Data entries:
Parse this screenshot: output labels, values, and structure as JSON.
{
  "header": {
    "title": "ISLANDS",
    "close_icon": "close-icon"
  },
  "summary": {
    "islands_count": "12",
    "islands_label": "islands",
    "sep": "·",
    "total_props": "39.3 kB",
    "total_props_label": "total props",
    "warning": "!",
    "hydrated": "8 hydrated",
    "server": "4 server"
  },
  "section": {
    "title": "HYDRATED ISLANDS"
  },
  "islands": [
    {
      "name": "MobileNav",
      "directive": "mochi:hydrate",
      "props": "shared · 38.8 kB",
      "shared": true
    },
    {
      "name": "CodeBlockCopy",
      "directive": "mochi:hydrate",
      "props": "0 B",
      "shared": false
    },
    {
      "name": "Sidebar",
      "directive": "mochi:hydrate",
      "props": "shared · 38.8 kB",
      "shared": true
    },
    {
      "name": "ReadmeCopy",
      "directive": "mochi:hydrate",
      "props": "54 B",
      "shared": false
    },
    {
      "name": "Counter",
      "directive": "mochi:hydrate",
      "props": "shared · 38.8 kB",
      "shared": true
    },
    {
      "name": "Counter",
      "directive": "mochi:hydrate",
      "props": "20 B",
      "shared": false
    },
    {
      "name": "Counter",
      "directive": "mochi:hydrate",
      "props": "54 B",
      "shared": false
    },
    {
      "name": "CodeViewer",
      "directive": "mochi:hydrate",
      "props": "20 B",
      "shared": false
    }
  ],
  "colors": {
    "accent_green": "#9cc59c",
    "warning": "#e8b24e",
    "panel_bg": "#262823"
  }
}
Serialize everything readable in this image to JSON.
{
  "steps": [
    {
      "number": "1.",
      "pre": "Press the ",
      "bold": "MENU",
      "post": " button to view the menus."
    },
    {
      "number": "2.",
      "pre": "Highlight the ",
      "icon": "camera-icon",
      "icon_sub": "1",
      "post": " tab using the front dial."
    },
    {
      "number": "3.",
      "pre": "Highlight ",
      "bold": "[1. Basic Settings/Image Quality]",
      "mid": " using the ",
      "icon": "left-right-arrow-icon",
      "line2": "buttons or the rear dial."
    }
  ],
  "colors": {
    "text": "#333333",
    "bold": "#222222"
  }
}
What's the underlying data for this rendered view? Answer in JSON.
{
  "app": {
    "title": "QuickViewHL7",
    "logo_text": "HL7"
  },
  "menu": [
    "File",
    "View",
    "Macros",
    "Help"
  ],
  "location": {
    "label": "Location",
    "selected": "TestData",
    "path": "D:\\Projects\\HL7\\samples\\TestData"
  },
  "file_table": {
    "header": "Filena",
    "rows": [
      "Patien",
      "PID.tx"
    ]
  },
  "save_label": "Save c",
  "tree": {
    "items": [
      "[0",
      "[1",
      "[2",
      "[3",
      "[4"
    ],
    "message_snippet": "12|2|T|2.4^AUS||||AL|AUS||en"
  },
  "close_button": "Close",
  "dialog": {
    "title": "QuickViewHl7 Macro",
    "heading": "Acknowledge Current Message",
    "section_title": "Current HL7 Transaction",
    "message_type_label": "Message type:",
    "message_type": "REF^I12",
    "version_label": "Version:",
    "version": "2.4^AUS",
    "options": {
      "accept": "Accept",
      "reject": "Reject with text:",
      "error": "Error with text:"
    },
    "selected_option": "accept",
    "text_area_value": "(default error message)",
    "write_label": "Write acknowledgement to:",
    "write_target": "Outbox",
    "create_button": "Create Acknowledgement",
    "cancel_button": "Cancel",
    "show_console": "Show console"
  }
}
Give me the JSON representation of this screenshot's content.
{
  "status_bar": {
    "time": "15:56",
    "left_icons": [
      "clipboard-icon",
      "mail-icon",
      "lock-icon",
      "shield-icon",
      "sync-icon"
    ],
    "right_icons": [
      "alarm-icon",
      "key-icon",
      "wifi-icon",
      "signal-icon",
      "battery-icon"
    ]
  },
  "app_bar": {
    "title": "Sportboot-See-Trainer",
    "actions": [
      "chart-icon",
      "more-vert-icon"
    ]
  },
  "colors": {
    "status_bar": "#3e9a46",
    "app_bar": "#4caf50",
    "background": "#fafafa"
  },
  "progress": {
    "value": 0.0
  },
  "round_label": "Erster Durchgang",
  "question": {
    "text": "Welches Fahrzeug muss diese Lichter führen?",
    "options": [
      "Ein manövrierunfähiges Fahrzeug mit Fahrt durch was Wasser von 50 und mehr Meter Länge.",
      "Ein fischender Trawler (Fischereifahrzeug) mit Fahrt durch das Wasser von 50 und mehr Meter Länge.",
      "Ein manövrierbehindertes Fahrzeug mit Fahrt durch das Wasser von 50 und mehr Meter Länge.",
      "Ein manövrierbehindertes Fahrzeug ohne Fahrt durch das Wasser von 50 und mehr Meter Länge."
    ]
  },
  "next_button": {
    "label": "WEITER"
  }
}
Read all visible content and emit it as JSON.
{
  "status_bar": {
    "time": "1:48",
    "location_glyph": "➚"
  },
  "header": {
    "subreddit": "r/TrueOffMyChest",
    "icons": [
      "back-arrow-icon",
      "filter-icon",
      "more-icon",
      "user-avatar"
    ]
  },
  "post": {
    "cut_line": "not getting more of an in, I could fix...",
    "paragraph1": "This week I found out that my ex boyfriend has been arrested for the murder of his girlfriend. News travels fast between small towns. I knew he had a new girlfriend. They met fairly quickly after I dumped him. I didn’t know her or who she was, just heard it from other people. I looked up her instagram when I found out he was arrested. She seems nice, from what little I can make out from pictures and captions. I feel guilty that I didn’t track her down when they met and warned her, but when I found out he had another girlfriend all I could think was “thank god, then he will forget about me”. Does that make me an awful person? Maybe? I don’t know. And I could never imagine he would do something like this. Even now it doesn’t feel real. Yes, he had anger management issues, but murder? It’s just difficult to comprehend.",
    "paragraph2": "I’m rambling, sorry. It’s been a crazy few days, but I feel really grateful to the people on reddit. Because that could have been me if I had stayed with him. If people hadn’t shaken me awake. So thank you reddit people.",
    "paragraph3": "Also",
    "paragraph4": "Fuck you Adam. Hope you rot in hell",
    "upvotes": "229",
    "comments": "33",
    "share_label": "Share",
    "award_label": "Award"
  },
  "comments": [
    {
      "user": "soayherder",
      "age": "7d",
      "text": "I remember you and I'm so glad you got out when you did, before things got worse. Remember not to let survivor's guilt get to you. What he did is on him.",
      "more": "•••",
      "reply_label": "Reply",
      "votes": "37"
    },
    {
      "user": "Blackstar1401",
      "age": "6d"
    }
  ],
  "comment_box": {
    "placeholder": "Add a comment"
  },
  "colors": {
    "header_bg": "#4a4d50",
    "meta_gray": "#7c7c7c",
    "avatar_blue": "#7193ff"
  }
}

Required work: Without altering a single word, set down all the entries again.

Solution to this task:
Parse this screenshot: output labels, values, and structure as JSON.
{
  "header": {
    "title": "ISLANDS",
    "close_icon": "close-icon"
  },
  "summary": {
    "islands_count": "12",
    "islands_label": "islands",
    "sep": "·",
    "total_props": "39.3 kB",
    "total_props_label": "total props",
    "warning": "!",
    "hydrated": "8 hydrated",
    "server": "4 server"
  },
  "section": {
    "title": "HYDRATED ISLANDS"
  },
  "islands": [
    {
      "name": "MobileNav",
      "directive": "mochi:hydrate",
      "props": "shared · 38.8 kB",
      "shared": true
    },
    {
      "name": "CodeBlockCopy",
      "directive": "mochi:hydrate",
      "props": "0 B",
      "shared": false
    },
    {
      "name": "Sidebar",
      "directive": "mochi:hydrate",
      "props": "shared · 38.8 kB",
      "shared": true
    },
    {
      "name": "ReadmeCopy",
      "directive": "mochi:hydrate",
      "props": "54 B",
      "shared": false
    },
    {
      "name": "Counter",
      "directive": "mochi:hydrate",
      "props": "shared · 38.8 kB",
      "shared": true
    },
    {
      "name": "Counter",
      "directive": "mochi:hydrate",
      "props": "20 B",
      "shared": false
    },
    {
      "name": "Counter",
      "directive": "mochi:hydrate",
      "props": "54 B",
      "shared": false
    },
    {
      "name": "CodeViewer",
      "directive": "mochi:hydrate",
      "props": "20 B",
      "shared": false
    }
  ],
  "colors": {
    "accent_green": "#9cc59c",
    "warning": "#e8b24e",
    "panel_bg": "#262823"
  }
}
Serialize everything readable in this image to JSON.
{
  "steps": [
    {
      "number": "1.",
      "pre": "Press the ",
      "bold": "MENU",
      "post": " button to view the menus."
    },
    {
      "number": "2.",
      "pre": "Highlight the ",
      "icon": "camera-icon",
      "icon_sub": "1",
      "post": " tab using the front dial."
    },
    {
      "number": "3.",
      "pre": "Highlight ",
      "bold": "[1. Basic Settings/Image Quality]",
      "mid": " using the ",
      "icon": "left-right-arrow-icon",
      "line2": "buttons or the rear dial."
    }
  ],
  "colors": {
    "text": "#333333",
    "bold": "#222222"
  }
}
What's the underlying data for this rendered view? Answer in JSON.
{
  "app": {
    "title": "QuickViewHL7",
    "logo_text": "HL7"
  },
  "menu": [
    "File",
    "View",
    "Macros",
    "Help"
  ],
  "location": {
    "label": "Location",
    "selected": "TestData",
    "path": "D:\\Projects\\HL7\\samples\\TestData"
  },
  "file_table": {
    "header": "Filena",
    "rows": [
      "Patien",
      "PID.tx"
    ]
  },
  "save_label": "Save c",
  "tree": {
    "items": [
      "[0",
      "[1",
      "[2",
      "[3",
      "[4"
    ],
    "message_snippet": "12|2|T|2.4^AUS||||AL|AUS||en"
  },
  "close_button": "Close",
  "dialog": {
    "title": "QuickViewHl7 Macro",
    "heading": "Acknowledge Current Message",
    "section_title": "Current HL7 Transaction",
    "message_type_label": "Message type:",
    "message_type": "REF^I12",
    "version_label": "Version:",
    "version": "2.4^AUS",
    "options": {
      "accept": "Accept",
      "reject": "Reject with text:",
      "error": "Error with text:"
    },
    "selected_option": "accept",
    "text_area_value": "(default error message)",
    "write_label": "Write acknowledgement to:",
    "write_target": "Outbox",
    "create_button": "Create Acknowledgement",
    "cancel_button": "Cancel",
    "show_console": "Show console"
  }
}
Give me the JSON representation of this screenshot's content.
{
  "status_bar": {
    "time": "15:56",
    "left_icons": [
      "clipboard-icon",
      "mail-icon",
      "lock-icon",
      "shield-icon",
      "sync-icon"
    ],
    "right_icons": [
      "alarm-icon",
      "key-icon",
      "wifi-icon",
      "signal-icon",
      "battery-icon"
    ]
  },
  "app_bar": {
    "title": "Sportboot-See-Trainer",
    "actions": [
      "chart-icon",
      "more-vert-icon"
    ]
  },
  "colors": {
    "status_bar": "#3e9a46",
    "app_bar": "#4caf50",
    "background": "#fafafa"
  },
  "progress": {
    "value": 0.0
  },
  "round_label": "Erster Durchgang",
  "question": {
    "text": "Welches Fahrzeug muss diese Lichter führen?",
    "options": [
      "Ein manövrierunfähiges Fahrzeug mit Fahrt durch was Wasser von 50 und mehr Meter Länge.",
      "Ein fischender Trawler (Fischereifahrzeug) mit Fahrt durch das Wasser von 50 und mehr Meter Länge.",
      "Ein manövrierbehindertes Fahrzeug mit Fahrt durch das Wasser von 50 und mehr Meter Länge.",
      "Ein manövrierbehindertes Fahrzeug ohne Fahrt durch das Wasser von 50 und mehr Meter Länge."
    ]
  },
  "next_button": {
    "label": "WEITER"
  }
}
Read all visible content and emit it as JSON.
{
  "status_bar": {
    "time": "1:48",
    "location_glyph": "➚"
  },
  "header": {
    "subreddit": "r/TrueOffMyChest",
    "icons": [
      "back-arrow-icon",
      "filter-icon",
      "more-icon",
      "user-avatar"
    ]
  },
  "post": {
    "cut_line": "not getting more of an in, I could fix...",
    "paragraph1": "This week I found out that my ex boyfriend has been arrested for the murder of his girlfriend. News travels fast between small towns. I knew he had a new girlfriend. They met fairly quickly after I dumped him. I didn’t know her or who she was, just heard it from other people. I looked up her instagram when I found out he was arrested. She seems nice, from what little I can make out from pictures and captions. I feel guilty that I didn’t track her down when they met and warned her, but when I found out he had another girlfriend all I could think was “thank god, then he will forget about me”. Does that make me an awful person? Maybe? I don’t know. And I could never imagine he would do something like this. Even now it doesn’t feel real. Yes, he had anger management issues, but murder? It’s just difficult to comprehend.",
    "paragraph2": "I’m rambling, sorry. It’s been a crazy few days, but I feel really grateful to the people on reddit. Because that could have been me if I had stayed with him. If people hadn’t shaken me awake. So thank you reddit people.",
    "paragraph3": "Also",
    "paragraph4": "Fuck you Adam. Hope you rot in hell",
    "upvotes": "229",
    "comments": "33",
    "share_label": "Share",
    "award_label": "Award"
  },
  "comments": [
    {
      "user": "soayherder",
      "age": "7d",
      "text": "I remember you and I'm so glad you got out when you did, before things got worse. Remember not to let survivor's guilt get to you. What he did is on him.",
      "more": "•••",
      "reply_label": "Reply",
      "votes": "37"
    },
    {
      "user": "Blackstar1401",
      "age": "6d"
    }
  ],
  "comment_box": {
    "placeholder": "Add a comment"
  },
  "colors": {
    "header_bg": "#4a4d50",
    "meta_gray": "#7c7c7c",
    "avatar_blue": "#7193ff"
  }
}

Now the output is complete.